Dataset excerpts
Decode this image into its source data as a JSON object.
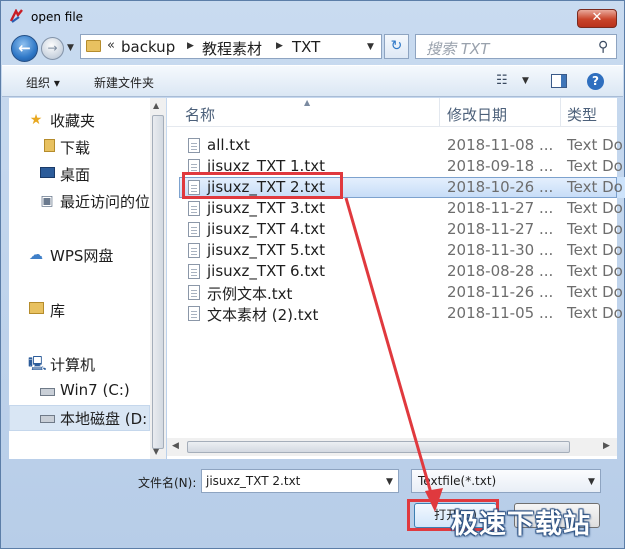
{
  "window": {
    "title": "open file",
    "close_label": "✕"
  },
  "nav": {
    "back_label": "←",
    "forward_label": "→"
  },
  "address": {
    "prefix": "«",
    "crumbs": [
      "backup",
      "教程素材",
      "TXT"
    ]
  },
  "search": {
    "placeholder": "搜索 TXT"
  },
  "toolbar": {
    "organize_label": "组织 ▾",
    "new_folder_label": "新建文件夹"
  },
  "sidebar": {
    "items": [
      {
        "label": "收藏夹",
        "icon": "star-icon"
      },
      {
        "label": "下载",
        "icon": "download-folder-icon"
      },
      {
        "label": "桌面",
        "icon": "desktop-icon"
      },
      {
        "label": "最近访问的位",
        "icon": "recent-places-icon"
      },
      {
        "label": "WPS网盘",
        "icon": "cloud-icon"
      },
      {
        "label": "库",
        "icon": "library-icon"
      },
      {
        "label": "计算机",
        "icon": "computer-icon"
      },
      {
        "label": "Win7 (C:)",
        "icon": "drive-icon"
      },
      {
        "label": "本地磁盘 (D:",
        "icon": "drive-icon"
      }
    ]
  },
  "filelist": {
    "columns": {
      "name": "名称",
      "date": "修改日期",
      "type": "类型"
    },
    "files": [
      {
        "name": "all.txt",
        "date": "2018-11-08 ...",
        "type": "Text Do"
      },
      {
        "name": "jisuxz_TXT 1.txt",
        "date": "2018-09-18 ...",
        "type": "Text Do"
      },
      {
        "name": "jisuxz_TXT 2.txt",
        "date": "2018-10-26 ...",
        "type": "Text Do"
      },
      {
        "name": "jisuxz_TXT 3.txt",
        "date": "2018-11-27 ...",
        "type": "Text Do"
      },
      {
        "name": "jisuxz_TXT 4.txt",
        "date": "2018-11-27 ...",
        "type": "Text Do"
      },
      {
        "name": "jisuxz_TXT 5.txt",
        "date": "2018-11-30 ...",
        "type": "Text Do"
      },
      {
        "name": "jisuxz_TXT 6.txt",
        "date": "2018-08-28 ...",
        "type": "Text Do"
      },
      {
        "name": "示例文本.txt",
        "date": "2018-11-26 ...",
        "type": "Text Do"
      },
      {
        "name": "文本素材 (2).txt",
        "date": "2018-11-05 ...",
        "type": "Text Do"
      }
    ],
    "selected_index": 2
  },
  "footer": {
    "filename_label": "文件名(N):",
    "filename_value": "jisuxz_TXT 2.txt",
    "filetype_value": "Textfile(*.txt)",
    "open_label": "打开(O)",
    "cancel_label": ""
  },
  "watermark": "极速下载站",
  "colors": {
    "annotation_red": "#e0393e",
    "selection": "#cde3fb",
    "accent": "#2f78c7"
  }
}
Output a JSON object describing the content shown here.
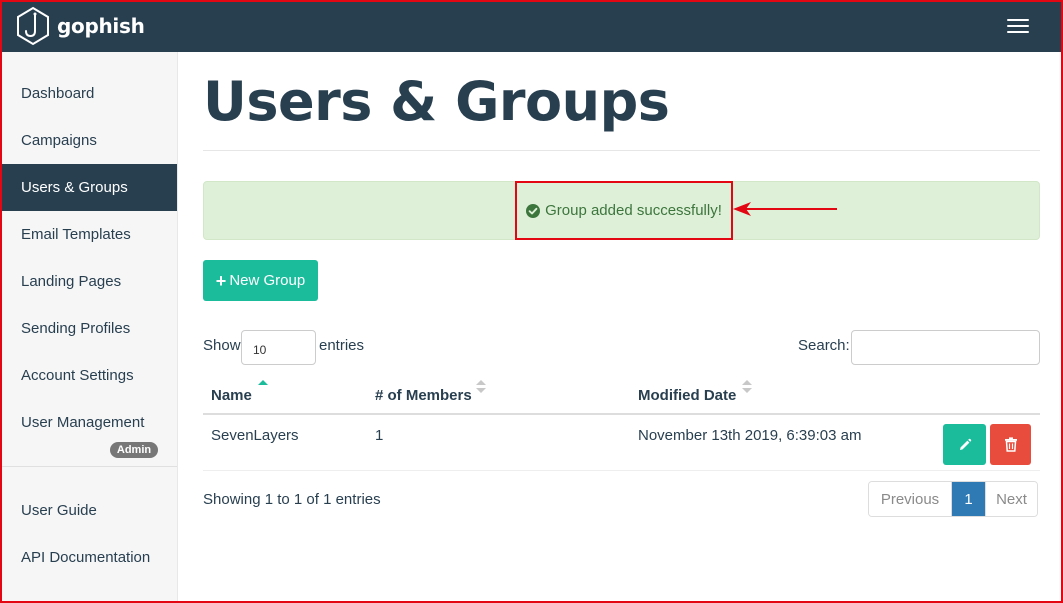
{
  "app": {
    "name": "gophish"
  },
  "sidebar": {
    "items": [
      {
        "label": "Dashboard"
      },
      {
        "label": "Campaigns"
      },
      {
        "label": "Users & Groups",
        "active": true
      },
      {
        "label": "Email Templates"
      },
      {
        "label": "Landing Pages"
      },
      {
        "label": "Sending Profiles"
      },
      {
        "label": "Account Settings"
      },
      {
        "label": "User Management",
        "badge": "Admin"
      }
    ],
    "footer_items": [
      {
        "label": "User Guide"
      },
      {
        "label": "API Documentation"
      }
    ]
  },
  "page": {
    "title": "Users & Groups"
  },
  "alert": {
    "message": "Group added successfully!",
    "icon": "check-circle-icon"
  },
  "actions": {
    "new_group_label": "New Group"
  },
  "table_controls": {
    "show_label": "Show",
    "entries_value": "10",
    "entries_label": "entries",
    "search_label": "Search:",
    "search_value": ""
  },
  "table": {
    "columns": [
      "Name",
      "# of Members",
      "Modified Date"
    ],
    "sorted_column": "Name",
    "sort_direction": "asc",
    "rows": [
      {
        "name": "SevenLayers",
        "members": "1",
        "modified": "November 13th 2019, 6:39:03 am"
      }
    ]
  },
  "footer": {
    "info": "Showing 1 to 1 of 1 entries"
  },
  "pagination": {
    "previous": "Previous",
    "current": "1",
    "next": "Next"
  },
  "colors": {
    "navbar": "#283f50",
    "accent": "#1abc9c",
    "danger": "#e74c3c",
    "success_bg": "#dff0d8",
    "success_text": "#3c763d",
    "pagination_active": "#2f7ab5",
    "annotation": "#e30613"
  }
}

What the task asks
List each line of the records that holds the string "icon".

Written solution
        "icon": "star-icon"
        "icon": "download-folder-icon"
        "icon": "desktop-icon"
        "icon": "recent-places-icon"
        "icon": "cloud-icon"
        "icon": "library-icon"
        "icon": "computer-icon"
        "icon": "drive-icon"
        "icon": "drive-icon"
    "icon": "check-circle-icon"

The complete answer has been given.